Skinner, whose downtown Nosh location has long had an artistic, funky décor, appreciates the way the Urban Food Brood prioritizes art as well.

“People come here, and they’ll pick up some sausage and go, ‘you know, let me get a kombucha, let me get some mushrooms, let me get some spinach.’ And you go home, and you have all of this really good product that’s manufactured here in Springfield.”

“We have lots of artists that come in and display their work on a monthly basis, and then people can purchase their artwork. They’re in a rotation; if the art is there for too long, it seems like it’s just part of the décor. So it moves in and out, and there are some super talented artists that provide works for us.”

Monson said many artists have sold works in the space, or even gotten commissions based on their displays. “So it’s very cool that we can provide that.”

Skinner appreciates other elements of the Urban Food Brood vibe, like how it feels like the center of a town, only indoors and on a smaller scale, with each of the businesses acting as a storefront of sorts.

“I’m super happy with how it all came out,” she said. “I have a big window, and I did a brick facade outside the bakery so you can look through the window and see the bakers cooking. Vincent has the same idea; so do the others. That’s kind of neat.”

The complex, which is open Tuesday through Friday from 7 a.m. to 2 p.m. and Saturday from 9 a.m. to 2 p.m., also hosts regular events, such as food truck Fridays and Thursday farmers markets from 4 to 8 p.m., which have already begun for this season.

“It’s early in the season for farmers markets, but hopefully, as the season progresses, we’ll have more and more items. We’re also going to try to do music,” Skinner said.

A sign outside the Urban Food Brood

A sign outside the Urban Food Brood lists the businesses currently operating there.

“The thing that’s great about the nighttime market is that all of our downtown Springfield markets have always been during the day, when people are at work. What are they going to do with their products after they’ve purchased them? Are they going to put them in the car or bring them back to the office? So this is kind of nice. People can just stop on their way home.”


Fueling Growth

Andrea Monson said the partners in the Urban Food Brood have been pleased with the organic growth of the Gasoline Alley complex.

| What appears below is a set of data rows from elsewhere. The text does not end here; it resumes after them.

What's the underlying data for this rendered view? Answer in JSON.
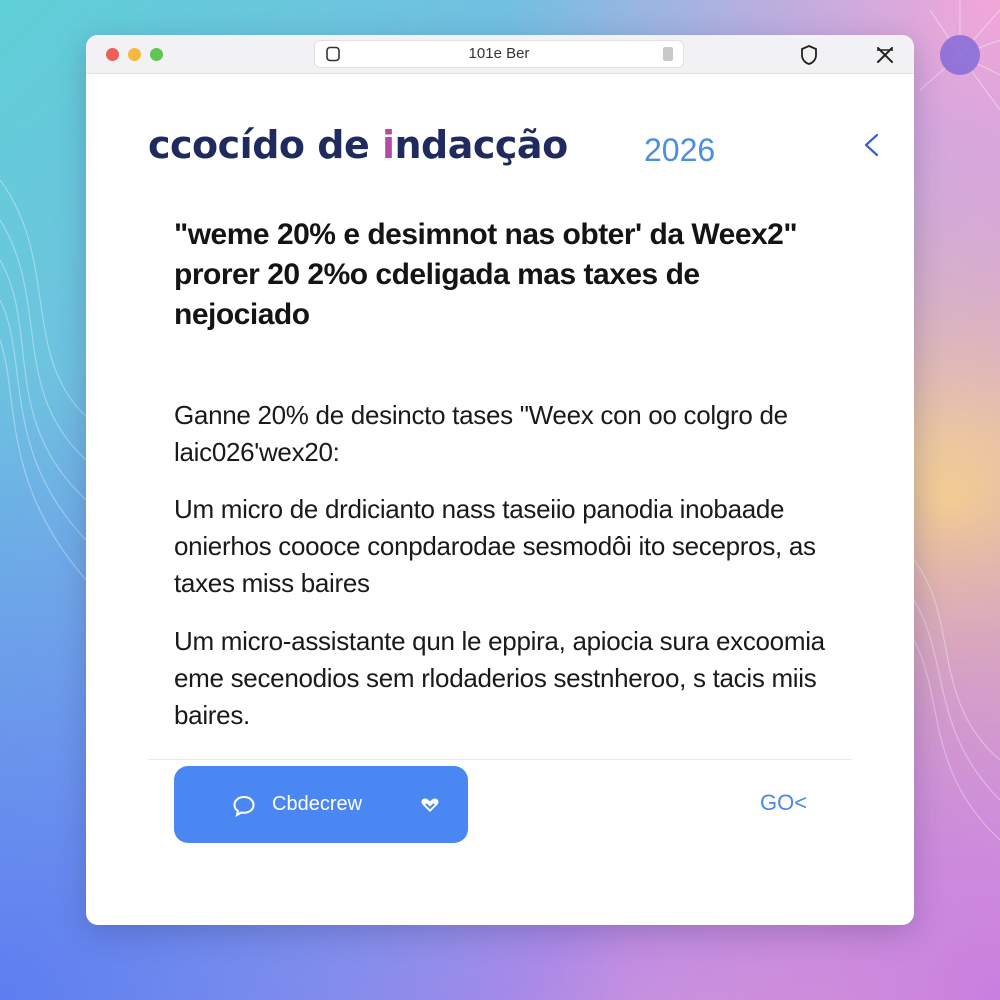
{
  "window": {
    "address_text": "101e Ber"
  },
  "header": {
    "title_part1": "ccocído de ",
    "title_accent": "i",
    "title_part2": "ndacção",
    "year": "2026"
  },
  "content": {
    "quote": "\"weme 20% e desimnot nas obter' da Weex2\" prorer 20 2%o cdeligada mas taxes de nejociado",
    "paragraphs": [
      "Ganne 20% de desincto tases \"Weex con oo colgro de laic026'wex20:",
      "Um micro de drdicianto nass taseiio panodia inobaade onierhos coooce conpdarodae sesmodôi ito secepros, as taxes miss baires",
      "Um micro-assistante qun le eppira, apiocia sura excoomia eme secenodios sem rlodaderios sestnheroo, s tacis miis baires."
    ]
  },
  "footer": {
    "button_label": "Cbdecrew",
    "link_text": "GO<"
  },
  "colors": {
    "accent_blue": "#4a87f2",
    "heading_navy": "#1f2a5e",
    "heading_accent": "#b54aa6",
    "year_blue": "#4c8ee0"
  },
  "icons": [
    "tab-icon",
    "shield-icon",
    "close-icon",
    "back-chevron-icon",
    "chat-icon",
    "heart-icon"
  ]
}
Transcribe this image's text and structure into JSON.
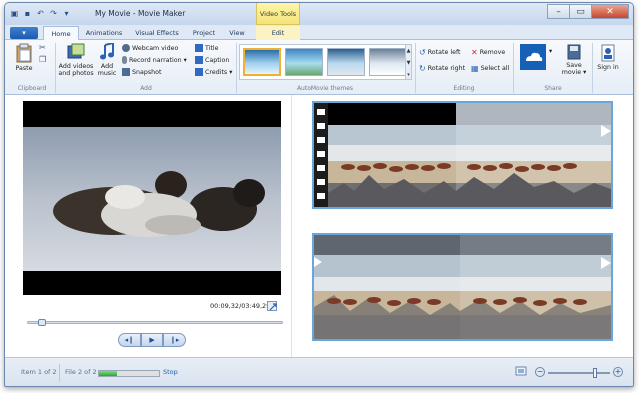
{
  "title_bar": {
    "title": "My Movie - Movie Maker",
    "contextual_tab_group": "Video Tools",
    "minimize_icon": "minimize-icon",
    "maximize_icon": "maximize-icon",
    "close_icon": "close-icon"
  },
  "tabs": {
    "file_label": "▾",
    "items": [
      "Home",
      "Animations",
      "Visual Effects",
      "Project",
      "View",
      "Edit"
    ],
    "active": "Home"
  },
  "ribbon": {
    "clipboard": {
      "paste": "Paste",
      "group_label": "Clipboard"
    },
    "add": {
      "add_videos": "Add videos and photos",
      "add_music": "Add music",
      "webcam_video": "Webcam video",
      "record_narration": "Record narration",
      "snapshot": "Snapshot",
      "title": "Title",
      "caption": "Caption",
      "credits": "Credits",
      "group_label": "Add"
    },
    "themes": {
      "group_label": "AutoMovie themes",
      "selected_index": 0
    },
    "editing": {
      "rotate_left": "Rotate left",
      "rotate_right": "Rotate right",
      "remove": "Remove",
      "select_all": "Select all",
      "group_label": "Editing"
    },
    "share": {
      "save_movie": "Save movie",
      "sign_in": "Sign in",
      "group_label": "Share"
    }
  },
  "player": {
    "timecode": "00:09,32/03:49,29",
    "seek_position_fraction": 0.04
  },
  "status_bar": {
    "item_info": "Item 1 of 2",
    "file_info": "File 2 of 2",
    "progress_fraction": 0.3,
    "stop": "Stop",
    "zoom_fraction": 0.75
  },
  "colors": {
    "accent": "#1f5fb4",
    "selection_border": "#6aa5dc",
    "progress_green": "#2ea42e"
  }
}
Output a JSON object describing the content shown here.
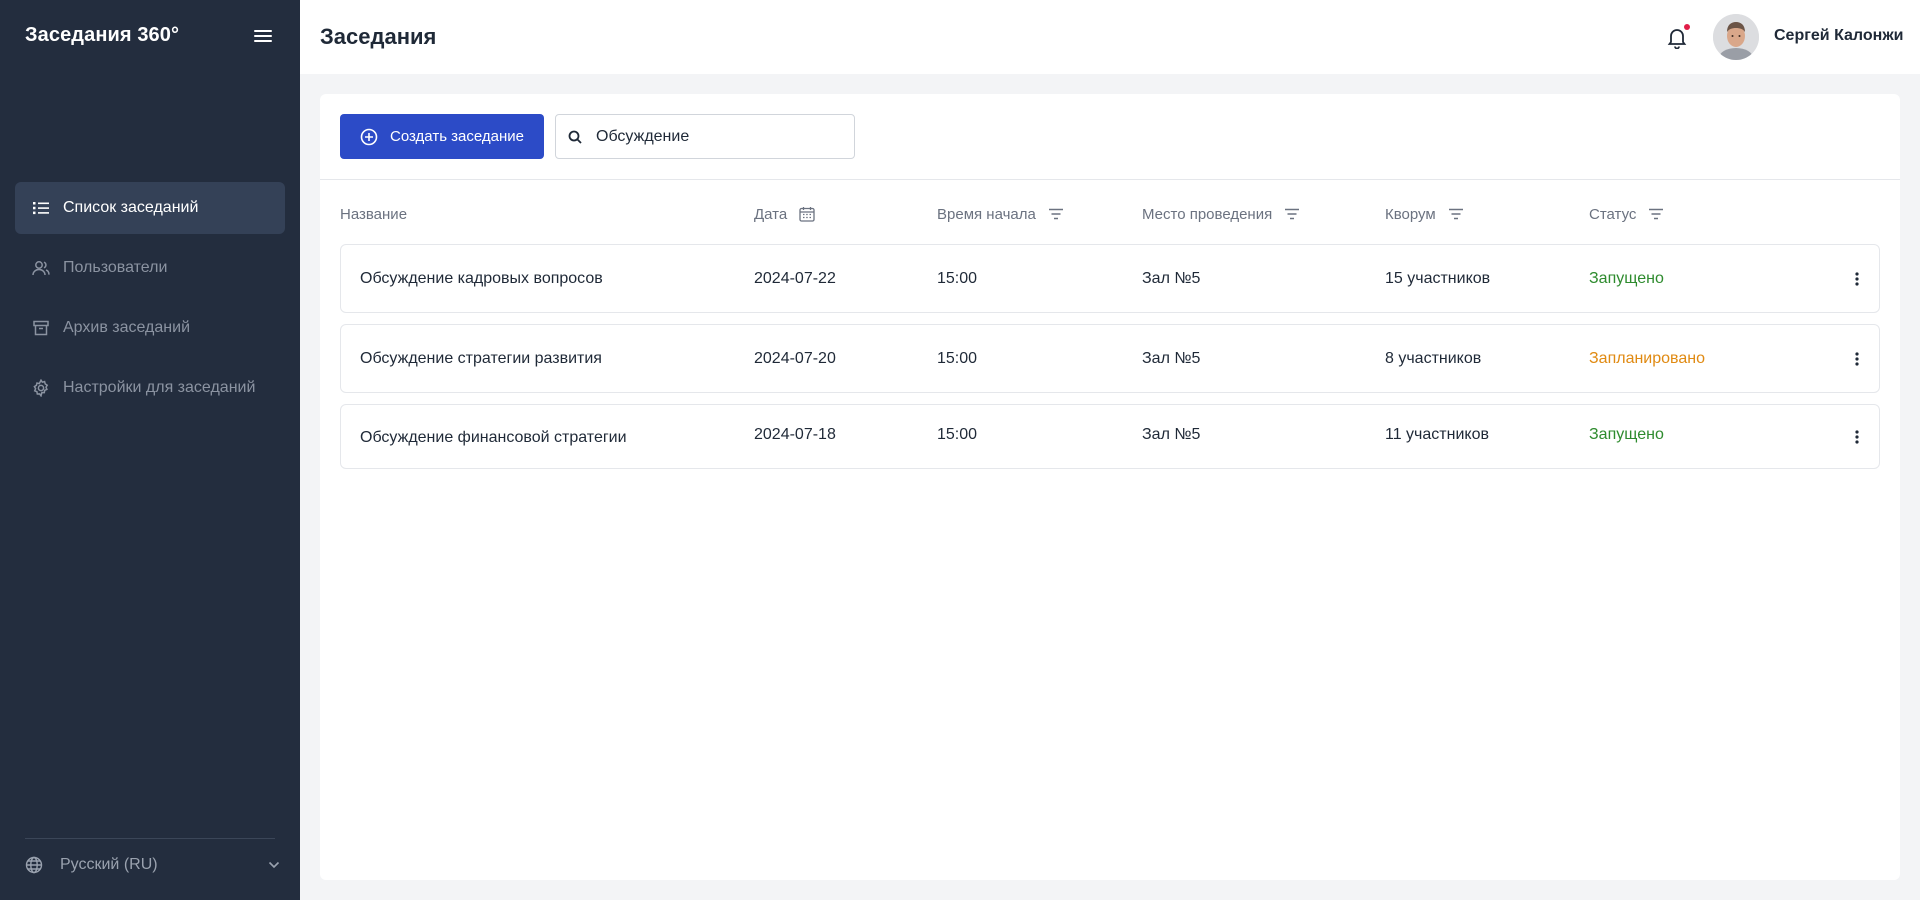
{
  "sidebar": {
    "brand": "Заседания 360°",
    "items": [
      {
        "label": "Список заседаний",
        "icon": "list-icon",
        "active": true
      },
      {
        "label": "Пользователи",
        "icon": "users-icon",
        "active": false
      },
      {
        "label": "Архив заседаний",
        "icon": "archive-icon",
        "active": false
      },
      {
        "label": "Настройки для заседаний",
        "icon": "gear-icon",
        "active": false
      }
    ],
    "language": "Русский (RU)"
  },
  "header": {
    "title": "Заседания",
    "user_name": "Сергей Калонжи"
  },
  "toolbar": {
    "create_label": "Создать заседание",
    "search_value": "Обсуждение"
  },
  "table": {
    "columns": [
      "Название",
      "Дата",
      "Время начала",
      "Место проведения",
      "Кворум",
      "Статус"
    ],
    "rows": [
      {
        "name": "Обсуждение кадровых вопросов",
        "date": "2024-07-22",
        "time": "15:00",
        "place": "Зал №5",
        "quorum": "15 участников",
        "status": "Запущено",
        "status_kind": "running"
      },
      {
        "name": "Обсуждение стратегии развития",
        "date": "2024-07-20",
        "time": "15:00",
        "place": "Зал №5",
        "quorum": "8 участников",
        "status": "Запланировано",
        "status_kind": "planned"
      },
      {
        "name": "Обсуждение финансовой стратегии",
        "date": "2024-07-18",
        "time": "15:00",
        "place": "Зал №5",
        "quorum": "11 участников",
        "status": "Запущено",
        "status_kind": "running"
      }
    ]
  },
  "colors": {
    "sidebar_bg": "#232d3e",
    "sidebar_active": "#344157",
    "accent": "#2c4bc7",
    "status_running": "#2e8b2e",
    "status_planned": "#e08a12",
    "notification_dot": "#e11d48"
  }
}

“We don’t actively market; we rely on word of mouth,” she told BusinessWest. “And I have to say that the people who come here are very cool. They’re great customers. They’re great to my staff, they’re great to all of us, and they’re very supportive. They tell people who tell people who tell people, and now we have this amazing group of people that come here to support us.

“The cool thing is, we all have our own following. Wicked Whisk has their own following. Nosh has their own following. People come here, and they’ll pick up some sausage and go, ‘you know, let me get a kombucha, let me get some mushrooms, let me get some spinach.’ And you go home, and you have all of this really good product that’s manufactured here in Springfield.”

And it’s not just people from the city, Corsello said. Urban Food Brood has been drawing from all the surrounding towns, steadily developing a reputation … not as something vaguely Northampton-ish, but something uniquely and vibrantly Springfield.

“We’re really excited about it,” he said. “It’s only the beginning.”